### [Exercise description]
Return the entire listing exactly, leaving nothing out.

### [Source data]
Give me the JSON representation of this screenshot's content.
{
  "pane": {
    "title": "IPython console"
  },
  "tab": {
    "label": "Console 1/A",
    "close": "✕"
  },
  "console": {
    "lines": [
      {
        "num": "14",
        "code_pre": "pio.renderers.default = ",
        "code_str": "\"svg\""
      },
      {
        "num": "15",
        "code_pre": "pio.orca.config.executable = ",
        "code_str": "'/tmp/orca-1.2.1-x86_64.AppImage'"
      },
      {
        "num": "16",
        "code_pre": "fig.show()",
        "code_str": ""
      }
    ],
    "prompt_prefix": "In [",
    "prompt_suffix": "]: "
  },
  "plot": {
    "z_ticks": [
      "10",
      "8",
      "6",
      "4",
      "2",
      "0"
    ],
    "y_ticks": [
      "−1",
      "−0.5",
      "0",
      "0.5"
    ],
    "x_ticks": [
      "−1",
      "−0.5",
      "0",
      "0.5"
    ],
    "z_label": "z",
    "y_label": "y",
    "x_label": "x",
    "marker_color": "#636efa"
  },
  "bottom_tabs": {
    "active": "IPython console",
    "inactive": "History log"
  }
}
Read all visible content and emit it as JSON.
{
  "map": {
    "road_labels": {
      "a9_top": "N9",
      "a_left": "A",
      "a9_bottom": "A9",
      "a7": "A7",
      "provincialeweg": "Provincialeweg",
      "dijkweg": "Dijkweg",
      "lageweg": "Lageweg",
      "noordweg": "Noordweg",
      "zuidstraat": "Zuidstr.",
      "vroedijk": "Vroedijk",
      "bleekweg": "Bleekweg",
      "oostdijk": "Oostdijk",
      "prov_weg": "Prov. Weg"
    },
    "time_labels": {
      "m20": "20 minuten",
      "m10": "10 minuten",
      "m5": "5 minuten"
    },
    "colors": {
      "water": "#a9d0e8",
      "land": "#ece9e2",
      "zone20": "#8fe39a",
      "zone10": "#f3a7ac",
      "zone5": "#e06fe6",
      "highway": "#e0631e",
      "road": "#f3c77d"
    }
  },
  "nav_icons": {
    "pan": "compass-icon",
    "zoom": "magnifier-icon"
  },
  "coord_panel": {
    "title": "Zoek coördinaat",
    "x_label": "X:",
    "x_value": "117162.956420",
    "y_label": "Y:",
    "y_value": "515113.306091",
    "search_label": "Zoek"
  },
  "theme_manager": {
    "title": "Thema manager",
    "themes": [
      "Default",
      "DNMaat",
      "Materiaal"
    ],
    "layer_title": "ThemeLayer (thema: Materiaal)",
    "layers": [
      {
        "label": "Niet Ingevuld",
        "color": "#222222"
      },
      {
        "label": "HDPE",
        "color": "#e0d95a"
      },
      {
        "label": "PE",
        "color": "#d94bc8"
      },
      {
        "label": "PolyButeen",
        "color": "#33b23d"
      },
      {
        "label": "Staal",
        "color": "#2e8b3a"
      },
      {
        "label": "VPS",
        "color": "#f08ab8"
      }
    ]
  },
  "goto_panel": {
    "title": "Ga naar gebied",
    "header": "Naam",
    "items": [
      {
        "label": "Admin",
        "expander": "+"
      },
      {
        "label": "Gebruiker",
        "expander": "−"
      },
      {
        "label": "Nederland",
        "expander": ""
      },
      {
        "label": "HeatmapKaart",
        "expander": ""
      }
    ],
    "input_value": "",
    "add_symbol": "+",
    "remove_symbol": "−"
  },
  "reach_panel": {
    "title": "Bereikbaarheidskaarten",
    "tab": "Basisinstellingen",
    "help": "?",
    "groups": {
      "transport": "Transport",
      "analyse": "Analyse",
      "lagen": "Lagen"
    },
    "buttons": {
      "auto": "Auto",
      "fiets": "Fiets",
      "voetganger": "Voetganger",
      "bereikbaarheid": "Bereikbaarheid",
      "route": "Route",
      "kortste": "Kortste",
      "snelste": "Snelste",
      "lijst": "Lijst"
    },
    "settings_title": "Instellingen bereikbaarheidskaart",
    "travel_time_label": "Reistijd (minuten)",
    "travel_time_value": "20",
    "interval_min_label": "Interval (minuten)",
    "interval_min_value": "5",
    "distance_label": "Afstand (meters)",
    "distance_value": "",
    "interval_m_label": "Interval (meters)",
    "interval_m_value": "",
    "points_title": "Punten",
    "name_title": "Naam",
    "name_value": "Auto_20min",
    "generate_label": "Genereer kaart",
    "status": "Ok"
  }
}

### [Response to this exercise]
Give me the JSON representation of this screenshot's content.
{
  "pane": {
    "title": "IPython console"
  },
  "tab": {
    "label": "Console 1/A",
    "close": "✕"
  },
  "console": {
    "lines": [
      {
        "num": "14",
        "code_pre": "pio.renderers.default = ",
        "code_str": "\"svg\""
      },
      {
        "num": "15",
        "code_pre": "pio.orca.config.executable = ",
        "code_str": "'/tmp/orca-1.2.1-x86_64.AppImage'"
      },
      {
        "num": "16",
        "code_pre": "fig.show()",
        "code_str": ""
      }
    ],
    "prompt_prefix": "In [",
    "prompt_suffix": "]: "
  },
  "plot": {
    "z_ticks": [
      "10",
      "8",
      "6",
      "4",
      "2",
      "0"
    ],
    "y_ticks": [
      "−1",
      "−0.5",
      "0",
      "0.5"
    ],
    "x_ticks": [
      "−1",
      "−0.5",
      "0",
      "0.5"
    ],
    "z_label": "z",
    "y_label": "y",
    "x_label": "x",
    "marker_color": "#636efa"
  },
  "bottom_tabs": {
    "active": "IPython console",
    "inactive": "History log"
  }
}
Read all visible content and emit it as JSON.
{
  "map": {
    "road_labels": {
      "a9_top": "N9",
      "a_left": "A",
      "a9_bottom": "A9",
      "a7": "A7",
      "provincialeweg": "Provincialeweg",
      "dijkweg": "Dijkweg",
      "lageweg": "Lageweg",
      "noordweg": "Noordweg",
      "zuidstraat": "Zuidstr.",
      "vroedijk": "Vroedijk",
      "bleekweg": "Bleekweg",
      "oostdijk": "Oostdijk",
      "prov_weg": "Prov. Weg"
    },
    "time_labels": {
      "m20": "20 minuten",
      "m10": "10 minuten",
      "m5": "5 minuten"
    },
    "colors": {
      "water": "#a9d0e8",
      "land": "#ece9e2",
      "zone20": "#8fe39a",
      "zone10": "#f3a7ac",
      "zone5": "#e06fe6",
      "highway": "#e0631e",
      "road": "#f3c77d"
    }
  },
  "nav_icons": {
    "pan": "compass-icon",
    "zoom": "magnifier-icon"
  },
  "coord_panel": {
    "title": "Zoek coördinaat",
    "x_label": "X:",
    "x_value": "117162.956420",
    "y_label": "Y:",
    "y_value": "515113.306091",
    "search_label": "Zoek"
  },
  "theme_manager": {
    "title": "Thema manager",
    "themes": [
      "Default",
      "DNMaat",
      "Materiaal"
    ],
    "layer_title": "ThemeLayer (thema: Materiaal)",
    "layers": [
      {
        "label": "Niet Ingevuld",
        "color": "#222222"
      },
      {
        "label": "HDPE",
        "color": "#e0d95a"
      },
      {
        "label": "PE",
        "color": "#d94bc8"
      },
      {
        "label": "PolyButeen",
        "color": "#33b23d"
      },
      {
        "label": "Staal",
        "color": "#2e8b3a"
      },
      {
        "label": "VPS",
        "color": "#f08ab8"
      }
    ]
  },
  "goto_panel": {
    "title": "Ga naar gebied",
    "header": "Naam",
    "items": [
      {
        "label": "Admin",
        "expander": "+"
      },
      {
        "label": "Gebruiker",
        "expander": "−"
      },
      {
        "label": "Nederland",
        "expander": ""
      },
      {
        "label": "HeatmapKaart",
        "expander": ""
      }
    ],
    "input_value": "",
    "add_symbol": "+",
    "remove_symbol": "−"
  },
  "reach_panel": {
    "title": "Bereikbaarheidskaarten",
    "tab": "Basisinstellingen",
    "help": "?",
    "groups": {
      "transport": "Transport",
      "analyse": "Analyse",
      "lagen": "Lagen"
    },
    "buttons": {
      "auto": "Auto",
      "fiets": "Fiets",
      "voetganger": "Voetganger",
      "bereikbaarheid": "Bereikbaarheid",
      "route": "Route",
      "kortste": "Kortste",
      "snelste": "Snelste",
      "lijst": "Lijst"
    },
    "settings_title": "Instellingen bereikbaarheidskaart",
    "travel_time_label": "Reistijd (minuten)",
    "travel_time_value": "20",
    "interval_min_label": "Interval (minuten)",
    "interval_min_value": "5",
    "distance_label": "Afstand (meters)",
    "distance_value": "",
    "interval_m_label": "Interval (meters)",
    "interval_m_value": "",
    "points_title": "Punten",
    "name_title": "Naam",
    "name_value": "Auto_20min",
    "generate_label": "Genereer kaart",
    "status": "Ok"
  }
}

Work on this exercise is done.